The Mutua Madrid Open will become a two-week event from 2021, staged at Caja Magica between April 27 and May 9. The WTA main draw will start on April 29 (Thursday), with the ATP action joining three days later. A tournament director Feliciano Lopez can't say much about the leading names at the moment.
However, he hopes to bring the 20-time Major champion Rafael Nadal, who is yet to skip the Masters 1000 event in front of the home fans in Caja Magica. Madrid had to close the gates in 2020 due to the coronavirus, hoping for a fresh start next spring and thrilling matches at one of the most notable clay-court events in the calendar.
Madrid became a part of the Masters 1000 family in 2002, staged as an indoor event until 2008. Nadal made a debut in front of the home fans in 2003 at 17, winning the title two years later following that epic triumph over Ivan Ljubicic in five sets, lifting his only ATP indoor hard trophy.
Madrid switched to clay in 2009, with Caja Magica serving as the home of one of the best-organized tournaments on both the WTA and ATP circuit. Following that epic semi-final clash with Novak Djokovic, Nadal lost the 2009 final to Roger Federer, winning the crown a year later and suffering another title match loss to Novak Djokovic in 2011.
Rafa was the player to beat in the Spanish capital in 2013 and 2014 before Andy Murray halted his streak in the final clash in 2015. Nadal's fifth Madrid Open crown came in 2017 following a win over Dominic Thiem, losing against the Austrian in the quarter-final 12 months later.
In 2019, Nadal suffered another blow in front of the home crowd, losing to Stefanos Tsitsipas 6-4, 2-6, 6-3 in the semis. It was a grueling battle that lasted for two hours and 34 minutes, with Stefanos taking six points less than Rafa and repelling 11 out of 16 break points to stay alive against the mighty opponent.

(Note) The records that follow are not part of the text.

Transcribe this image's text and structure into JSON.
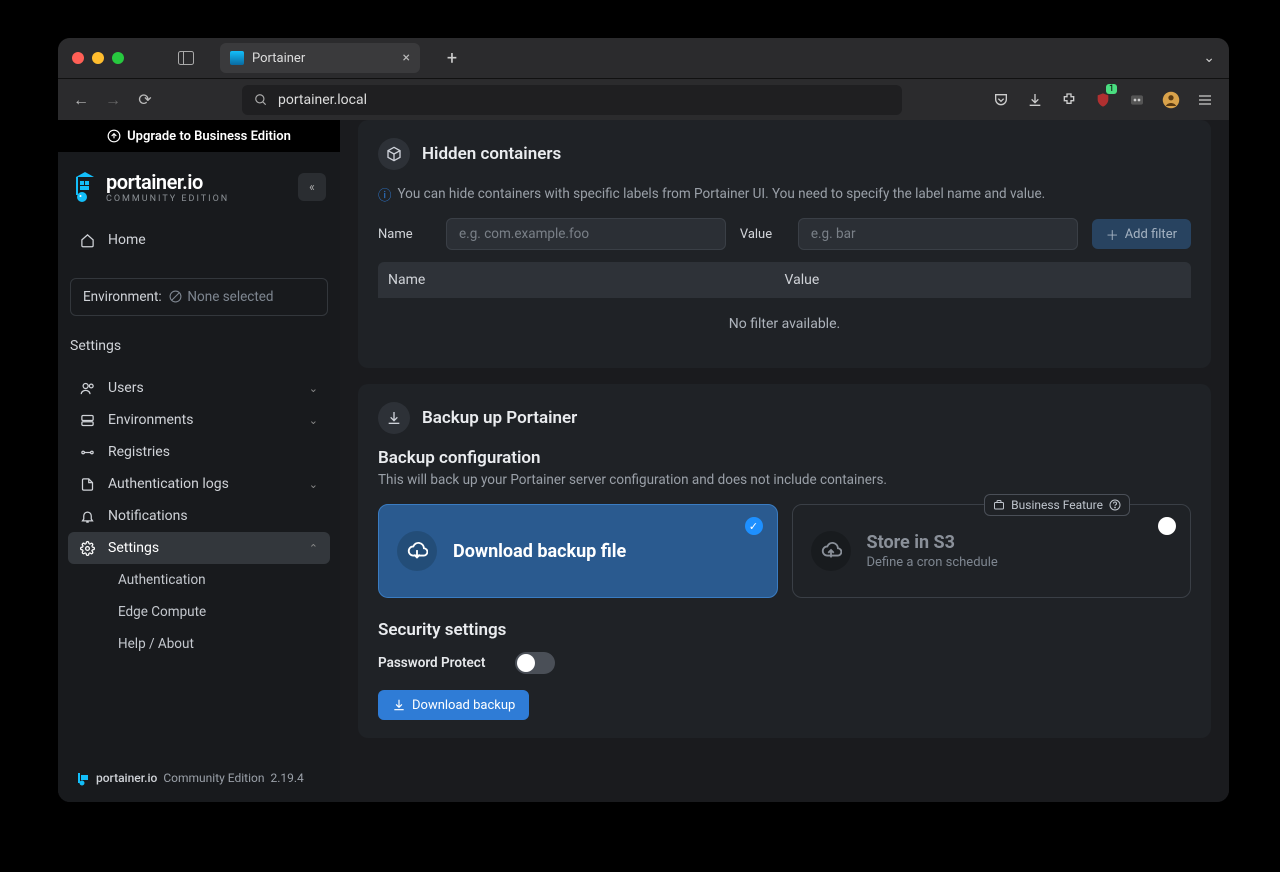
{
  "browser": {
    "tab_title": "Portainer",
    "address": "portainer.local"
  },
  "sidebar": {
    "upgrade_banner": "Upgrade to Business Edition",
    "brand": "portainer.io",
    "edition": "COMMUNITY EDITION",
    "home_label": "Home",
    "env_label": "Environment:",
    "env_value": "None selected",
    "section_header": "Settings",
    "items": {
      "users": "Users",
      "environments": "Environments",
      "registries": "Registries",
      "authlogs": "Authentication logs",
      "notifications": "Notifications",
      "settings": "Settings",
      "sub_authentication": "Authentication",
      "sub_edge": "Edge Compute",
      "sub_help": "Help / About"
    },
    "footer_brand": "portainer.io",
    "footer_edition": "Community Edition",
    "footer_version": "2.19.4"
  },
  "hidden_panel": {
    "title": "Hidden containers",
    "info": "You can hide containers with specific labels from Portainer UI. You need to specify the label name and value.",
    "name_label": "Name",
    "name_placeholder": "e.g. com.example.foo",
    "value_label": "Value",
    "value_placeholder": "e.g. bar",
    "add_filter": "Add filter",
    "col_name": "Name",
    "col_value": "Value",
    "empty": "No filter available."
  },
  "backup_panel": {
    "title": "Backup up Portainer",
    "config_heading": "Backup configuration",
    "config_desc": "This will back up your Portainer server configuration and does not include containers.",
    "card_download": "Download backup file",
    "card_s3_title": "Store in S3",
    "card_s3_sub": "Define a cron schedule",
    "biz_badge": "Business Feature",
    "security_heading": "Security settings",
    "password_protect": "Password Protect",
    "download_button": "Download backup"
  }
}
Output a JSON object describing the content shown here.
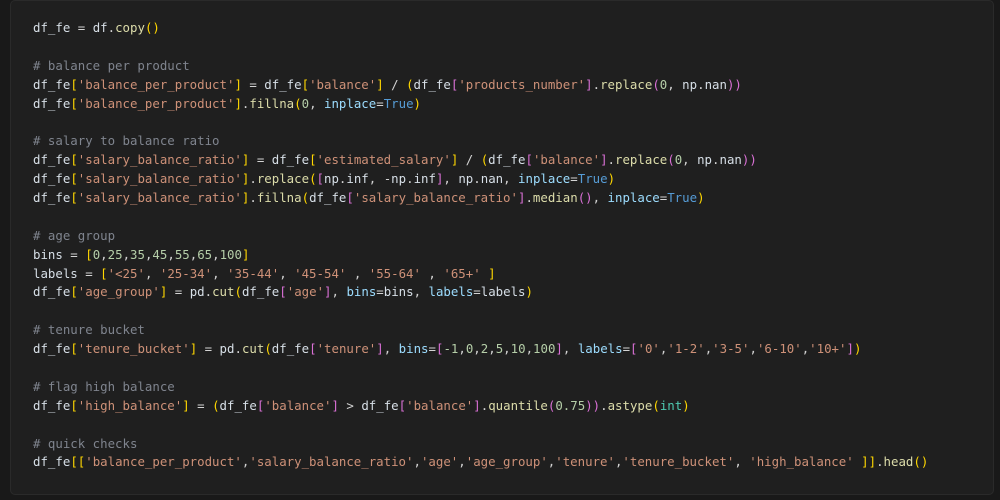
{
  "editor": {
    "language": "python",
    "lines": [
      [
        [
          "df_fe",
          "var"
        ],
        [
          " = ",
          "op"
        ],
        [
          "df",
          "var"
        ],
        [
          ".",
          "punc"
        ],
        [
          "copy",
          "fn"
        ],
        [
          "()",
          "br1"
        ]
      ],
      [],
      [
        [
          "# balance per product",
          "comment"
        ]
      ],
      [
        [
          "df_fe",
          "var"
        ],
        [
          "[",
          "br1"
        ],
        [
          "'balance_per_product'",
          "str"
        ],
        [
          "]",
          "br1"
        ],
        [
          " = ",
          "op"
        ],
        [
          "df_fe",
          "var"
        ],
        [
          "[",
          "br1"
        ],
        [
          "'balance'",
          "str"
        ],
        [
          "]",
          "br1"
        ],
        [
          " / ",
          "op"
        ],
        [
          "(",
          "br1"
        ],
        [
          "df_fe",
          "var"
        ],
        [
          "[",
          "br2"
        ],
        [
          "'products_number'",
          "str"
        ],
        [
          "]",
          "br2"
        ],
        [
          ".",
          "punc"
        ],
        [
          "replace",
          "fn"
        ],
        [
          "(",
          "br2"
        ],
        [
          "0",
          "num"
        ],
        [
          ", ",
          "punc"
        ],
        [
          "np",
          "var"
        ],
        [
          ".",
          "punc"
        ],
        [
          "nan",
          "var"
        ],
        [
          "))",
          "br2"
        ]
      ],
      [
        [
          "df_fe",
          "var"
        ],
        [
          "[",
          "br1"
        ],
        [
          "'balance_per_product'",
          "str"
        ],
        [
          "]",
          "br1"
        ],
        [
          ".",
          "punc"
        ],
        [
          "fillna",
          "fn"
        ],
        [
          "(",
          "br1"
        ],
        [
          "0",
          "num"
        ],
        [
          ", ",
          "punc"
        ],
        [
          "inplace",
          "param"
        ],
        [
          "=",
          "op"
        ],
        [
          "True",
          "kw"
        ],
        [
          ")",
          "br1"
        ]
      ],
      [],
      [
        [
          "# salary to balance ratio",
          "comment"
        ]
      ],
      [
        [
          "df_fe",
          "var"
        ],
        [
          "[",
          "br1"
        ],
        [
          "'salary_balance_ratio'",
          "str"
        ],
        [
          "]",
          "br1"
        ],
        [
          " = ",
          "op"
        ],
        [
          "df_fe",
          "var"
        ],
        [
          "[",
          "br1"
        ],
        [
          "'estimated_salary'",
          "str"
        ],
        [
          "]",
          "br1"
        ],
        [
          " / ",
          "op"
        ],
        [
          "(",
          "br1"
        ],
        [
          "df_fe",
          "var"
        ],
        [
          "[",
          "br2"
        ],
        [
          "'balance'",
          "str"
        ],
        [
          "]",
          "br2"
        ],
        [
          ".",
          "punc"
        ],
        [
          "replace",
          "fn"
        ],
        [
          "(",
          "br2"
        ],
        [
          "0",
          "num"
        ],
        [
          ", ",
          "punc"
        ],
        [
          "np",
          "var"
        ],
        [
          ".",
          "punc"
        ],
        [
          "nan",
          "var"
        ],
        [
          "))",
          "br2"
        ]
      ],
      [
        [
          "df_fe",
          "var"
        ],
        [
          "[",
          "br1"
        ],
        [
          "'salary_balance_ratio'",
          "str"
        ],
        [
          "]",
          "br1"
        ],
        [
          ".",
          "punc"
        ],
        [
          "replace",
          "fn"
        ],
        [
          "(",
          "br1"
        ],
        [
          "[",
          "br2"
        ],
        [
          "np",
          "var"
        ],
        [
          ".",
          "punc"
        ],
        [
          "inf",
          "var"
        ],
        [
          ", -",
          "op"
        ],
        [
          "np",
          "var"
        ],
        [
          ".",
          "punc"
        ],
        [
          "inf",
          "var"
        ],
        [
          "]",
          "br2"
        ],
        [
          ", ",
          "punc"
        ],
        [
          "np",
          "var"
        ],
        [
          ".",
          "punc"
        ],
        [
          "nan",
          "var"
        ],
        [
          ", ",
          "punc"
        ],
        [
          "inplace",
          "param"
        ],
        [
          "=",
          "op"
        ],
        [
          "True",
          "kw"
        ],
        [
          ")",
          "br1"
        ]
      ],
      [
        [
          "df_fe",
          "var"
        ],
        [
          "[",
          "br1"
        ],
        [
          "'salary_balance_ratio'",
          "str"
        ],
        [
          "]",
          "br1"
        ],
        [
          ".",
          "punc"
        ],
        [
          "fillna",
          "fn"
        ],
        [
          "(",
          "br1"
        ],
        [
          "df_fe",
          "var"
        ],
        [
          "[",
          "br2"
        ],
        [
          "'salary_balance_ratio'",
          "str"
        ],
        [
          "]",
          "br2"
        ],
        [
          ".",
          "punc"
        ],
        [
          "median",
          "fn"
        ],
        [
          "()",
          "br2"
        ],
        [
          ", ",
          "punc"
        ],
        [
          "inplace",
          "param"
        ],
        [
          "=",
          "op"
        ],
        [
          "True",
          "kw"
        ],
        [
          ")",
          "br1"
        ]
      ],
      [],
      [
        [
          "# age group",
          "comment"
        ]
      ],
      [
        [
          "bins",
          "var"
        ],
        [
          " = ",
          "op"
        ],
        [
          "[",
          "br1"
        ],
        [
          "0",
          "num"
        ],
        [
          ",",
          "punc"
        ],
        [
          "25",
          "num"
        ],
        [
          ",",
          "punc"
        ],
        [
          "35",
          "num"
        ],
        [
          ",",
          "punc"
        ],
        [
          "45",
          "num"
        ],
        [
          ",",
          "punc"
        ],
        [
          "55",
          "num"
        ],
        [
          ",",
          "punc"
        ],
        [
          "65",
          "num"
        ],
        [
          ",",
          "punc"
        ],
        [
          "100",
          "num"
        ],
        [
          "]",
          "br1"
        ]
      ],
      [
        [
          "labels",
          "var"
        ],
        [
          " = ",
          "op"
        ],
        [
          "[",
          "br1"
        ],
        [
          "'<25'",
          "str"
        ],
        [
          ", ",
          "punc"
        ],
        [
          "'25-34'",
          "str"
        ],
        [
          ", ",
          "punc"
        ],
        [
          "'35-44'",
          "str"
        ],
        [
          ", ",
          "punc"
        ],
        [
          "'45-54'",
          "str"
        ],
        [
          " , ",
          "punc"
        ],
        [
          "'55-64'",
          "str"
        ],
        [
          " , ",
          "punc"
        ],
        [
          "'65+'",
          "str"
        ],
        [
          " ",
          "punc"
        ],
        [
          "]",
          "br1"
        ]
      ],
      [
        [
          "df_fe",
          "var"
        ],
        [
          "[",
          "br1"
        ],
        [
          "'age_group'",
          "str"
        ],
        [
          "]",
          "br1"
        ],
        [
          " = ",
          "op"
        ],
        [
          "pd",
          "var"
        ],
        [
          ".",
          "punc"
        ],
        [
          "cut",
          "fn"
        ],
        [
          "(",
          "br1"
        ],
        [
          "df_fe",
          "var"
        ],
        [
          "[",
          "br2"
        ],
        [
          "'age'",
          "str"
        ],
        [
          "]",
          "br2"
        ],
        [
          ", ",
          "punc"
        ],
        [
          "bins",
          "param"
        ],
        [
          "=",
          "op"
        ],
        [
          "bins",
          "var"
        ],
        [
          ", ",
          "punc"
        ],
        [
          "labels",
          "param"
        ],
        [
          "=",
          "op"
        ],
        [
          "labels",
          "var"
        ],
        [
          ")",
          "br1"
        ]
      ],
      [],
      [
        [
          "# tenure bucket",
          "comment"
        ]
      ],
      [
        [
          "df_fe",
          "var"
        ],
        [
          "[",
          "br1"
        ],
        [
          "'tenure_bucket'",
          "str"
        ],
        [
          "]",
          "br1"
        ],
        [
          " = ",
          "op"
        ],
        [
          "pd",
          "var"
        ],
        [
          ".",
          "punc"
        ],
        [
          "cut",
          "fn"
        ],
        [
          "(",
          "br1"
        ],
        [
          "df_fe",
          "var"
        ],
        [
          "[",
          "br2"
        ],
        [
          "'tenure'",
          "str"
        ],
        [
          "]",
          "br2"
        ],
        [
          ", ",
          "punc"
        ],
        [
          "bins",
          "param"
        ],
        [
          "=",
          "op"
        ],
        [
          "[",
          "br2"
        ],
        [
          "-1",
          "num"
        ],
        [
          ",",
          "punc"
        ],
        [
          "0",
          "num"
        ],
        [
          ",",
          "punc"
        ],
        [
          "2",
          "num"
        ],
        [
          ",",
          "punc"
        ],
        [
          "5",
          "num"
        ],
        [
          ",",
          "punc"
        ],
        [
          "10",
          "num"
        ],
        [
          ",",
          "punc"
        ],
        [
          "100",
          "num"
        ],
        [
          "]",
          "br2"
        ],
        [
          ", ",
          "punc"
        ],
        [
          "labels",
          "param"
        ],
        [
          "=",
          "op"
        ],
        [
          "[",
          "br2"
        ],
        [
          "'0'",
          "str"
        ],
        [
          ",",
          "punc"
        ],
        [
          "'1-2'",
          "str"
        ],
        [
          ",",
          "punc"
        ],
        [
          "'3-5'",
          "str"
        ],
        [
          ",",
          "punc"
        ],
        [
          "'6-10'",
          "str"
        ],
        [
          ",",
          "punc"
        ],
        [
          "'10+'",
          "str"
        ],
        [
          "]",
          "br2"
        ],
        [
          ")",
          "br1"
        ]
      ],
      [],
      [
        [
          "# flag high balance",
          "comment"
        ]
      ],
      [
        [
          "df_fe",
          "var"
        ],
        [
          "[",
          "br1"
        ],
        [
          "'high_balance'",
          "str"
        ],
        [
          "]",
          "br1"
        ],
        [
          " = ",
          "op"
        ],
        [
          "(",
          "br1"
        ],
        [
          "df_fe",
          "var"
        ],
        [
          "[",
          "br2"
        ],
        [
          "'balance'",
          "str"
        ],
        [
          "]",
          "br2"
        ],
        [
          " > ",
          "op"
        ],
        [
          "df_fe",
          "var"
        ],
        [
          "[",
          "br2"
        ],
        [
          "'balance'",
          "str"
        ],
        [
          "]",
          "br2"
        ],
        [
          ".",
          "punc"
        ],
        [
          "quantile",
          "fn"
        ],
        [
          "(",
          "br2"
        ],
        [
          "0.75",
          "num"
        ],
        [
          "))",
          "br2"
        ],
        [
          ".",
          "punc"
        ],
        [
          "astype",
          "fn"
        ],
        [
          "(",
          "br1"
        ],
        [
          "int",
          "cls"
        ],
        [
          ")",
          "br1"
        ]
      ],
      [],
      [
        [
          "# quick checks",
          "comment"
        ]
      ],
      [
        [
          "df_fe",
          "var"
        ],
        [
          "[[",
          "br1"
        ],
        [
          "'balance_per_product'",
          "str"
        ],
        [
          ",",
          "punc"
        ],
        [
          "'salary_balance_ratio'",
          "str"
        ],
        [
          ",",
          "punc"
        ],
        [
          "'age'",
          "str"
        ],
        [
          ",",
          "punc"
        ],
        [
          "'age_group'",
          "str"
        ],
        [
          ",",
          "punc"
        ],
        [
          "'tenure'",
          "str"
        ],
        [
          ",",
          "punc"
        ],
        [
          "'tenure_bucket'",
          "str"
        ],
        [
          ", ",
          "punc"
        ],
        [
          "'high_balance'",
          "str"
        ],
        [
          " ",
          "punc"
        ],
        [
          "]]",
          "br1"
        ],
        [
          ".",
          "punc"
        ],
        [
          "head",
          "fn"
        ],
        [
          "()",
          "br1"
        ]
      ]
    ]
  }
}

Rafael Nadal made Madrid debut in 2003, never skipping home Masters 1000 event.
Nadal served at 73%, but that brought him nothing, facing 14 break chances and losing ground against the young opponent who did everything right in sets he won.
Stefanos sprayed almost 30 forehand unforced errors but tamed his shots to deliver 32 winners, leaving Nadal on a 28-31 ratio, which wasn't enough for the triumph. Nothing could separate them in the shortest and most extended exchanges, and Stefanos won the battle in those rallies between five and eight shots, returning well and keeping his backhand safe to find the way towards the finish line.
"Rafael Nadal gives the Madrid Open a new dimension year after year. I will do my best to sign Rafa for the 2021 edition; I know how important the clay swing is for him. As the Mutua Madrid Open tournament director, seeing Nadal in the draw would make me very happy," Feliciano Lopez said.